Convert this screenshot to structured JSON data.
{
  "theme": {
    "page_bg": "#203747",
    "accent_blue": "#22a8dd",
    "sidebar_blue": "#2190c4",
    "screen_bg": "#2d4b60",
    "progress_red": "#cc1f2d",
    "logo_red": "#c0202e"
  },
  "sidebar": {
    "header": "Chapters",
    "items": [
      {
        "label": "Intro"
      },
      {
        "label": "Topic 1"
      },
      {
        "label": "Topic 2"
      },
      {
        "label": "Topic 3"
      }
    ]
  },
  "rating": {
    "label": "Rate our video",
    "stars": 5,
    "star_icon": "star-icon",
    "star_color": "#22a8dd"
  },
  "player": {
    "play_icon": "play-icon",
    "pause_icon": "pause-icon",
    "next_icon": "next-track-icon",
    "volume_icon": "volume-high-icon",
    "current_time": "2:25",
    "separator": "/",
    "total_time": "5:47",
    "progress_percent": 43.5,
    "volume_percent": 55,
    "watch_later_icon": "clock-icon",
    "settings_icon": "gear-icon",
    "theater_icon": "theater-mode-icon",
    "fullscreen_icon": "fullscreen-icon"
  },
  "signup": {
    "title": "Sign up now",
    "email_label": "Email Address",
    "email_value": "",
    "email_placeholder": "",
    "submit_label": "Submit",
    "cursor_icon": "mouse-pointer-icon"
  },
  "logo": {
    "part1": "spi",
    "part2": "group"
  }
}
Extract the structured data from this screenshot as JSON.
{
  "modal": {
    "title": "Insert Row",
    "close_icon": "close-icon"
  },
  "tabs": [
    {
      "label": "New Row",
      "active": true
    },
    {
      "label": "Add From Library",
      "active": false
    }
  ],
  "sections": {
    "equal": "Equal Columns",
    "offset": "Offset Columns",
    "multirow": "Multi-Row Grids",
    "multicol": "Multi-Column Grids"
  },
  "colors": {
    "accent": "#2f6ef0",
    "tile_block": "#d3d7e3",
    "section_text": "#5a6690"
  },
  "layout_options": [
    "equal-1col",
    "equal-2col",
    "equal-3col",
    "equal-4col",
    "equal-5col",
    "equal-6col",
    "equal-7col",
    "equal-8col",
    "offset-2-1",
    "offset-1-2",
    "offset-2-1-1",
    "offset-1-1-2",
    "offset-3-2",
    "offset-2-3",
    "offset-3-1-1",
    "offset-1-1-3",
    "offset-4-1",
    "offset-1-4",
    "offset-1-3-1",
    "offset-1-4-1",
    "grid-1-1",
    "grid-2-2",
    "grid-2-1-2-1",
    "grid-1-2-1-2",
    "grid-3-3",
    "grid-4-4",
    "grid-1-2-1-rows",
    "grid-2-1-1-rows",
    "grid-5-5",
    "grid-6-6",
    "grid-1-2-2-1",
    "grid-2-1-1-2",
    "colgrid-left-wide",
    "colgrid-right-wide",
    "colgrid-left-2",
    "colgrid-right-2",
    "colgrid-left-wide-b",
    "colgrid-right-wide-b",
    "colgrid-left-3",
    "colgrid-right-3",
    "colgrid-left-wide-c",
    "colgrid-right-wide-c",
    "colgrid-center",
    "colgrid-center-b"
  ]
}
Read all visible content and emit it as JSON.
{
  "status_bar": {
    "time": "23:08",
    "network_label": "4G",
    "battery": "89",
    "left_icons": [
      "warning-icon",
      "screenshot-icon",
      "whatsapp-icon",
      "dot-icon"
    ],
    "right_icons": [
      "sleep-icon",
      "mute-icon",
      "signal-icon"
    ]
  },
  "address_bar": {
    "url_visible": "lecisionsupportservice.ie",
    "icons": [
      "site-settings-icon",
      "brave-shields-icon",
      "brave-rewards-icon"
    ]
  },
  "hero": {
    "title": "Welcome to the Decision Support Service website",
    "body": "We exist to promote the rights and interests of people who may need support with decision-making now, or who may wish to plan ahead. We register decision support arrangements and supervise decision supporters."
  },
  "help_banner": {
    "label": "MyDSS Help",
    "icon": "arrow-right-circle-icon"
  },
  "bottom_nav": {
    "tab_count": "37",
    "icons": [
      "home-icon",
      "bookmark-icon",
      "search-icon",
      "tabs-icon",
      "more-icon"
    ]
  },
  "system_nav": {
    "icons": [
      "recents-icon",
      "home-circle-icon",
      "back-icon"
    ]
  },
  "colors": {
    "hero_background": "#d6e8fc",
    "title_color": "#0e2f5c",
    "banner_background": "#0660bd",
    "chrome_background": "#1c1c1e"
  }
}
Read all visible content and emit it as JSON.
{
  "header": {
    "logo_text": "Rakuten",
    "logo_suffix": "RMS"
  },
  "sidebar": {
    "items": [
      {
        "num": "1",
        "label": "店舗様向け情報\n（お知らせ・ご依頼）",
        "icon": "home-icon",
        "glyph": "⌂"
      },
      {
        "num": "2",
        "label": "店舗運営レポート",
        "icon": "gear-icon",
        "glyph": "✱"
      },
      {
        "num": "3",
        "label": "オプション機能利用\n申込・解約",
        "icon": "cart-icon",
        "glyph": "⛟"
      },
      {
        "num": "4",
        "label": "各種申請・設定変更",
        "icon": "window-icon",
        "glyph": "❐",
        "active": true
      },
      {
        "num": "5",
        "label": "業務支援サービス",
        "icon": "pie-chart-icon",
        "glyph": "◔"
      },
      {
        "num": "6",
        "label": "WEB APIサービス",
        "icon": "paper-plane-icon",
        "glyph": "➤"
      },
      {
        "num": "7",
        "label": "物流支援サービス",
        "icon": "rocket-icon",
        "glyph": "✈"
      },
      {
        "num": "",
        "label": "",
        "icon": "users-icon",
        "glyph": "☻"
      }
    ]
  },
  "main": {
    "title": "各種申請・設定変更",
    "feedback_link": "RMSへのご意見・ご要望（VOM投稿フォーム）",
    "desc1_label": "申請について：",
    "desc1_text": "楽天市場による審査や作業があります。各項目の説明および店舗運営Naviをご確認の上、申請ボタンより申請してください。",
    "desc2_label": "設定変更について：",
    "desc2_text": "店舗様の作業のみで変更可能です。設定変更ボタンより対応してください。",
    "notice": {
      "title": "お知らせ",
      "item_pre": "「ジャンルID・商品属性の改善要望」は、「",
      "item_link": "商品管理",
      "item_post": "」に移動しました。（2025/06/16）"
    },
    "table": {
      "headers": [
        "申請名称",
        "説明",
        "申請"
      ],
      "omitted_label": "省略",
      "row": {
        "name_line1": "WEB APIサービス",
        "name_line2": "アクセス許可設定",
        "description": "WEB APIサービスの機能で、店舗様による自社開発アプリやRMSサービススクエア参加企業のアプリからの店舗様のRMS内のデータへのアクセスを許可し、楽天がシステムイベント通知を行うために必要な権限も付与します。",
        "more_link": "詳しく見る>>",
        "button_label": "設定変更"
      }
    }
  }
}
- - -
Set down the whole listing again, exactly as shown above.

ANSWER TO THIS TASK:
Convert this screenshot to structured JSON data.
{
  "theme": {
    "page_bg": "#203747",
    "accent_blue": "#22a8dd",
    "sidebar_blue": "#2190c4",
    "screen_bg": "#2d4b60",
    "progress_red": "#cc1f2d",
    "logo_red": "#c0202e"
  },
  "sidebar": {
    "header": "Chapters",
    "items": [
      {
        "label": "Intro"
      },
      {
        "label": "Topic 1"
      },
      {
        "label": "Topic 2"
      },
      {
        "label": "Topic 3"
      }
    ]
  },
  "rating": {
    "label": "Rate our video",
    "stars": 5,
    "star_icon": "star-icon",
    "star_color": "#22a8dd"
  },
  "player": {
    "play_icon": "play-icon",
    "pause_icon": "pause-icon",
    "next_icon": "next-track-icon",
    "volume_icon": "volume-high-icon",
    "current_time": "2:25",
    "separator": "/",
    "total_time": "5:47",
    "progress_percent": 43.5,
    "volume_percent": 55,
    "watch_later_icon": "clock-icon",
    "settings_icon": "gear-icon",
    "theater_icon": "theater-mode-icon",
    "fullscreen_icon": "fullscreen-icon"
  },
  "signup": {
    "title": "Sign up now",
    "email_label": "Email Address",
    "email_value": "",
    "email_placeholder": "",
    "submit_label": "Submit",
    "cursor_icon": "mouse-pointer-icon"
  },
  "logo": {
    "part1": "spi",
    "part2": "group"
  }
}
Extract the structured data from this screenshot as JSON.
{
  "modal": {
    "title": "Insert Row",
    "close_icon": "close-icon"
  },
  "tabs": [
    {
      "label": "New Row",
      "active": true
    },
    {
      "label": "Add From Library",
      "active": false
    }
  ],
  "sections": {
    "equal": "Equal Columns",
    "offset": "Offset Columns",
    "multirow": "Multi-Row Grids",
    "multicol": "Multi-Column Grids"
  },
  "colors": {
    "accent": "#2f6ef0",
    "tile_block": "#d3d7e3",
    "section_text": "#5a6690"
  },
  "layout_options": [
    "equal-1col",
    "equal-2col",
    "equal-3col",
    "equal-4col",
    "equal-5col",
    "equal-6col",
    "equal-7col",
    "equal-8col",
    "offset-2-1",
    "offset-1-2",
    "offset-2-1-1",
    "offset-1-1-2",
    "offset-3-2",
    "offset-2-3",
    "offset-3-1-1",
    "offset-1-1-3",
    "offset-4-1",
    "offset-1-4",
    "offset-1-3-1",
    "offset-1-4-1",
    "grid-1-1",
    "grid-2-2",
    "grid-2-1-2-1",
    "grid-1-2-1-2",
    "grid-3-3",
    "grid-4-4",
    "grid-1-2-1-rows",
    "grid-2-1-1-rows",
    "grid-5-5",
    "grid-6-6",
    "grid-1-2-2-1",
    "grid-2-1-1-2",
    "colgrid-left-wide",
    "colgrid-right-wide",
    "colgrid-left-2",
    "colgrid-right-2",
    "colgrid-left-wide-b",
    "colgrid-right-wide-b",
    "colgrid-left-3",
    "colgrid-right-3",
    "colgrid-left-wide-c",
    "colgrid-right-wide-c",
    "colgrid-center",
    "colgrid-center-b"
  ]
}
Read all visible content and emit it as JSON.
{
  "status_bar": {
    "time": "23:08",
    "network_label": "4G",
    "battery": "89",
    "left_icons": [
      "warning-icon",
      "screenshot-icon",
      "whatsapp-icon",
      "dot-icon"
    ],
    "right_icons": [
      "sleep-icon",
      "mute-icon",
      "signal-icon"
    ]
  },
  "address_bar": {
    "url_visible": "lecisionsupportservice.ie",
    "icons": [
      "site-settings-icon",
      "brave-shields-icon",
      "brave-rewards-icon"
    ]
  },
  "hero": {
    "title": "Welcome to the Decision Support Service website",
    "body": "We exist to promote the rights and interests of people who may need support with decision-making now, or who may wish to plan ahead. We register decision support arrangements and supervise decision supporters."
  },
  "help_banner": {
    "label": "MyDSS Help",
    "icon": "arrow-right-circle-icon"
  },
  "bottom_nav": {
    "tab_count": "37",
    "icons": [
      "home-icon",
      "bookmark-icon",
      "search-icon",
      "tabs-icon",
      "more-icon"
    ]
  },
  "system_nav": {
    "icons": [
      "recents-icon",
      "home-circle-icon",
      "back-icon"
    ]
  },
  "colors": {
    "hero_background": "#d6e8fc",
    "title_color": "#0e2f5c",
    "banner_background": "#0660bd",
    "chrome_background": "#1c1c1e"
  }
}
Read all visible content and emit it as JSON.
{
  "header": {
    "logo_text": "Rakuten",
    "logo_suffix": "RMS"
  },
  "sidebar": {
    "items": [
      {
        "num": "1",
        "label": "店舗様向け情報\n（お知らせ・ご依頼）",
        "icon": "home-icon",
        "glyph": "⌂"
      },
      {
        "num": "2",
        "label": "店舗運営レポート",
        "icon": "gear-icon",
        "glyph": "✱"
      },
      {
        "num": "3",
        "label": "オプション機能利用\n申込・解約",
        "icon": "cart-icon",
        "glyph": "⛟"
      },
      {
        "num": "4",
        "label": "各種申請・設定変更",
        "icon": "window-icon",
        "glyph": "❐",
        "active": true
      },
      {
        "num": "5",
        "label": "業務支援サービス",
        "icon": "pie-chart-icon",
        "glyph": "◔"
      },
      {
        "num": "6",
        "label": "WEB APIサービス",
        "icon": "paper-plane-icon",
        "glyph": "➤"
      },
      {
        "num": "7",
        "label": "物流支援サービス",
        "icon": "rocket-icon",
        "glyph": "✈"
      },
      {
        "num": "",
        "label": "",
        "icon": "users-icon",
        "glyph": "☻"
      }
    ]
  },
  "main": {
    "title": "各種申請・設定変更",
    "feedback_link": "RMSへのご意見・ご要望（VOM投稿フォーム）",
    "desc1_label": "申請について：",
    "desc1_text": "楽天市場による審査や作業があります。各項目の説明および店舗運営Naviをご確認の上、申請ボタンより申請してください。",
    "desc2_label": "設定変更について：",
    "desc2_text": "店舗様の作業のみで変更可能です。設定変更ボタンより対応してください。",
    "notice": {
      "title": "お知らせ",
      "item_pre": "「ジャンルID・商品属性の改善要望」は、「",
      "item_link": "商品管理",
      "item_post": "」に移動しました。（2025/06/16）"
    },
    "table": {
      "headers": [
        "申請名称",
        "説明",
        "申請"
      ],
      "omitted_label": "省略",
      "row": {
        "name_line1": "WEB APIサービス",
        "name_line2": "アクセス許可設定",
        "description": "WEB APIサービスの機能で、店舗様による自社開発アプリやRMSサービススクエア参加企業のアプリからの店舗様のRMS内のデータへのアクセスを許可し、楽天がシステムイベント通知を行うために必要な権限も付与します。",
        "more_link": "詳しく見る>>",
        "button_label": "設定変更"
      }
    }
  }
}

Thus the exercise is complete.